Next-gen bioinformatics tool enables big data analysis without programming expertise
A new data analysis tool developed by researchers at The University of Texas MD Anderson Cancer Center incorporates a user-friendly, natural-language interface to allow biomedical researchers without specialized expertise in bioinformatics or programming languages to conduct intuitive analysis of large datasets.
The open-access, artificial intelligence (AI)-driven program, called DrBioRight, was created to lower barriers for all researchers to make full use of the increasingly large amounts of data generated in modern research methods. A report of this platform was published today in Cancer Cell.
“We felt that we could improve the current model for conducting routine bioinformatics analysis and greatly speed up turnaround time by creating a tool that any researcher could use,” said Han Liang, Ph.D., professor of Bioinformatics and Computational Biology. “Our long-term goal for DrBioRight is to be an intelligent collaborator for every researcher.”
High-throughput technologies used in modern biomedical research generate large, complex datasets that provide comprehensive information about patients, animal models or cell lines being studied. These may include, for example, studying the whole of genetic information (genomics), gene expression (transcriptomics), or protein expression (proteomics).
Because these “omics” datasets are so complex, it can be challenging to answer specific biological questions without specialized analytical approaches, explained Liang. These analyses are usually done with using a computer script written in a variety of programming languages, which requires some understanding of both programming and bioinformatics.
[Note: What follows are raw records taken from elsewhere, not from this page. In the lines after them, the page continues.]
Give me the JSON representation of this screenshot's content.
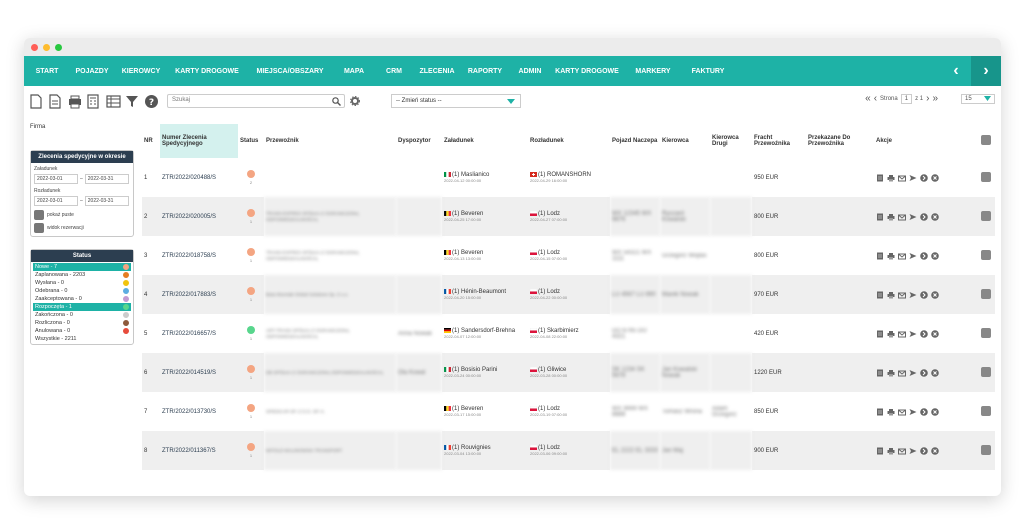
{
  "nav": {
    "items": [
      "START",
      "POJAZDY",
      "KIEROWCY",
      "KARTY DROGOWE",
      "MIEJSCA/OBSZARY",
      "MAPA",
      "CRM",
      "ZLECENIA",
      "RAPORTY",
      "ADMIN",
      "KARTY DROGOWE",
      "MARKERY",
      "FAKTURY"
    ],
    "prev": "‹",
    "next": "›"
  },
  "toolbar": {
    "search_placeholder": "Szukaj",
    "status_select": "-- Zmień status --",
    "pager": {
      "label": "Strona",
      "page": "1",
      "of": "z 1",
      "per_page": "15"
    }
  },
  "sidebar": {
    "firma_label": "Firma",
    "filter_title": "Zlecenia spedycyjne w okresie",
    "zaladunek_label": "Załadunek",
    "rozladunek_label": "Rozładunek",
    "date_from": "2022-03-01",
    "date_to": "2022-03-31",
    "dash": "–",
    "check_empty": "pokaż puste",
    "check_reserved": "widok rezerwacji",
    "status_title": "Status",
    "statuses": [
      {
        "label": "Nowe - 7",
        "color": "#f4a582",
        "active": true
      },
      {
        "label": "Zaplanowana - 2203",
        "color": "#e67e22",
        "active": false
      },
      {
        "label": "Wysłana - 0",
        "color": "#f1c40f",
        "active": false
      },
      {
        "label": "Odebrana - 0",
        "color": "#5dade2",
        "active": false
      },
      {
        "label": "Zaakceptowana - 0",
        "color": "#c39bd3",
        "active": false
      },
      {
        "label": "Rozpoczęta - 1",
        "color": "#58d68d",
        "active": true
      },
      {
        "label": "Zakończona - 0",
        "color": "#cccccc",
        "active": false
      },
      {
        "label": "Rozliczona - 0",
        "color": "#8e5a3c",
        "active": false
      },
      {
        "label": "Anulowana - 0",
        "color": "#e74c3c",
        "active": false
      },
      {
        "label": "Wszystkie - 2211",
        "color": "",
        "active": false
      }
    ]
  },
  "table": {
    "headers": {
      "nr": "NR",
      "numer": "Numer Zlecenia Spedycyjnego",
      "status": "Status",
      "przewoznik": "Przewoźnik",
      "dyspozytor": "Dyspozytor",
      "zaladunek": "Załadunek",
      "rozladunek": "Rozładunek",
      "pojazd": "Pojazd Naczepa",
      "kierowca": "Kierowca",
      "kierowca2": "Kierowca Drugi",
      "fracht": "Fracht Przewoźnika",
      "przekazane": "Przekazane Do Przewoźnika",
      "akcje": "Akcje"
    },
    "rows": [
      {
        "nr": "1",
        "numer": "ZTR/2022/020488/S",
        "status_color": "#f4a582",
        "status_num": "2",
        "przewoznik": "",
        "dyspozytor": "",
        "zal_flag": "it",
        "zal": "(1) Maslianico",
        "zal_date": "2022-04-12 00:00:00",
        "roz_flag": "ch",
        "roz": "(1) ROMANSHORN",
        "roz_date": "2022-04-29 16:00:00",
        "pojazd": "",
        "kierowca": "",
        "kierowca2": "",
        "fracht": "950 EUR"
      },
      {
        "nr": "2",
        "numer": "ZTR/2022/020005/S",
        "status_color": "#f4a582",
        "status_num": "1",
        "przewoznik": "TRANS-EXPRES SPÓŁKA Z OGRANICZONĄ ODPOWIEDZIALNOŚCIĄ",
        "dyspozytor": "",
        "zal_flag": "be",
        "zal": "(1) Beveren",
        "zal_date": "2022-04-25 17:00:00",
        "roz_flag": "pl",
        "roz": "(1) Lodz",
        "roz_date": "2022-04-27 07:00:00",
        "pojazd": "WX 12345 WX 9876",
        "kierowca": "Ryszard Kowalski",
        "kierowca2": "",
        "fracht": "800 EUR"
      },
      {
        "nr": "3",
        "numer": "ZTR/2022/018758/S",
        "status_color": "#f4a582",
        "status_num": "1",
        "przewoznik": "TRANS-EXPRES SPÓŁKA Z OGRANICZONĄ ODPOWIEDZIALNOŚCIĄ",
        "dyspozytor": "",
        "zal_flag": "be",
        "zal": "(1) Beveren",
        "zal_date": "2022-04-13 13:00:00",
        "roz_flag": "pl",
        "roz": "(1) Lodz",
        "roz_date": "2022-04-15 07:00:00",
        "pojazd": "WX 54321 WX 1111",
        "kierowca": "Grzegorz Wojtas",
        "kierowca2": "",
        "fracht": "800 EUR"
      },
      {
        "nr": "4",
        "numer": "ZTR/2022/017883/S",
        "status_color": "#f4a582",
        "status_num": "1",
        "przewoznik": "Beta Wozniak Global Solutions Sp. Z o.o.",
        "dyspozytor": "",
        "zal_flag": "fr",
        "zal": "(1) Hénin-Beaumont",
        "zal_date": "2022-04-20 15:00:00",
        "roz_flag": "pl",
        "roz": "(1) Lodz",
        "roz_date": "2022-04-22 00:00:00",
        "pojazd": "LU 4567 LU 890",
        "kierowca": "Marek Nowak",
        "kierowca2": "",
        "fracht": "970 EUR"
      },
      {
        "nr": "5",
        "numer": "ZTR/2022/016657/S",
        "status_color": "#58d68d",
        "status_num": "1",
        "przewoznik": "ART-TRANS SPÓŁKA Z OGRANICZONĄ ODPOWIEDZIALNOŚCIĄ",
        "dyspozytor": "Anna Nowak",
        "zal_flag": "de",
        "zal": "(1) Sandersdorf-Brehna",
        "zal_date": "2022-04-07 12:00:00",
        "roz_flag": "pl",
        "roz": "(1) Skarbimierz",
        "roz_date": "2022-04-08 22:00:00",
        "pojazd": "DO 8765 DO 4321",
        "kierowca": "",
        "kierowca2": "",
        "fracht": "420 EUR"
      },
      {
        "nr": "6",
        "numer": "ZTR/2022/014519/S",
        "status_color": "#f4a582",
        "status_num": "1",
        "przewoznik": "DB SPÓŁKA Z OGRANICZONĄ ODPOWIEDZIALNOŚCIĄ",
        "dyspozytor": "Ola Kowal",
        "zal_flag": "it",
        "zal": "(1) Bosisio Parini",
        "zal_date": "2022-03-24 00:00:00",
        "roz_flag": "pl",
        "roz": "(1) Gliwice",
        "roz_date": "2022-03-28 00:00:00",
        "pojazd": "SK 1234 SK 5678",
        "kierowca": "Jan Kowalski Nowak",
        "kierowca2": "",
        "fracht": "1220 EUR"
      },
      {
        "nr": "7",
        "numer": "ZTR/2022/013730/S",
        "status_color": "#f4a582",
        "status_num": "1",
        "przewoznik": "SPEDICAR SP. Z O.O. SP. K.",
        "dyspozytor": "",
        "zal_flag": "be",
        "zal": "(1) Beveren",
        "zal_date": "2022-03-17 15:00:00",
        "roz_flag": "pl",
        "roz": "(1) Lodz",
        "roz_date": "2022-03-19 07:00:00",
        "pojazd": "WX 9999 WX 8888",
        "kierowca": "Tomasz Wrona",
        "kierowca2": "Adam Grzegorz",
        "fracht": "850 EUR"
      },
      {
        "nr": "8",
        "numer": "ZTR/2022/011367/S",
        "status_color": "#f4a582",
        "status_num": "1",
        "przewoznik": "WITOLD MALINOWSKI TRANSPORT",
        "dyspozytor": "",
        "zal_flag": "fr",
        "zal": "(1) Rouvignies",
        "zal_date": "2022-03-04 13:00:00",
        "roz_flag": "pl",
        "roz": "(1) Lodz",
        "roz_date": "2022-03-06 09:00:00",
        "pojazd": "EL 2222 EL 3333",
        "kierowca": "Jan Maj",
        "kierowca2": "",
        "fracht": "900 EUR"
      }
    ]
  }
}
Bioinformaticians can help to navigate and process these complex datasets, but the work can be time consuming. Therefore, the research team developed DrBioRight to enable researchers to more easily conduct routine analyses of their own data through a user-friendly chat interface with natural-language interactions.
The natural language-oriented program allows users to ask questions of the program as if they were speaking naturally rather than in complex programming languages, explained Liang.
DrBioRight is freely available to academic researchers. Initially, the program has a number of modules ready-built to handle the most common types of bioinformatics questions and includes some of most frequently used public cancer datasets available, such as The Cancer Genome Atlas and Cancer Cell Line Encyclopedia.
As a confirmation of the approach, the researchers replicated the analysis of a classic cancer genomics paper using DrBioRight and found it to accurately reproduce the previously published results.
Because the program is driven by AI, it also has the ability to learn from each inquiry and improve analysis, becoming a more useful tool over time. Going forward, the researchers hope to improve DrBioRight to enable users to analyze their own datasets as well as allow open development for new modules.
“As we work to improve the program, we also want to enable other bioinformaticians to contribute their algorithms and teach DrBioRight,” said Liang. “Involvement from the entire research community will help to create a tool that is useful in answering complex research questions more efficiently.”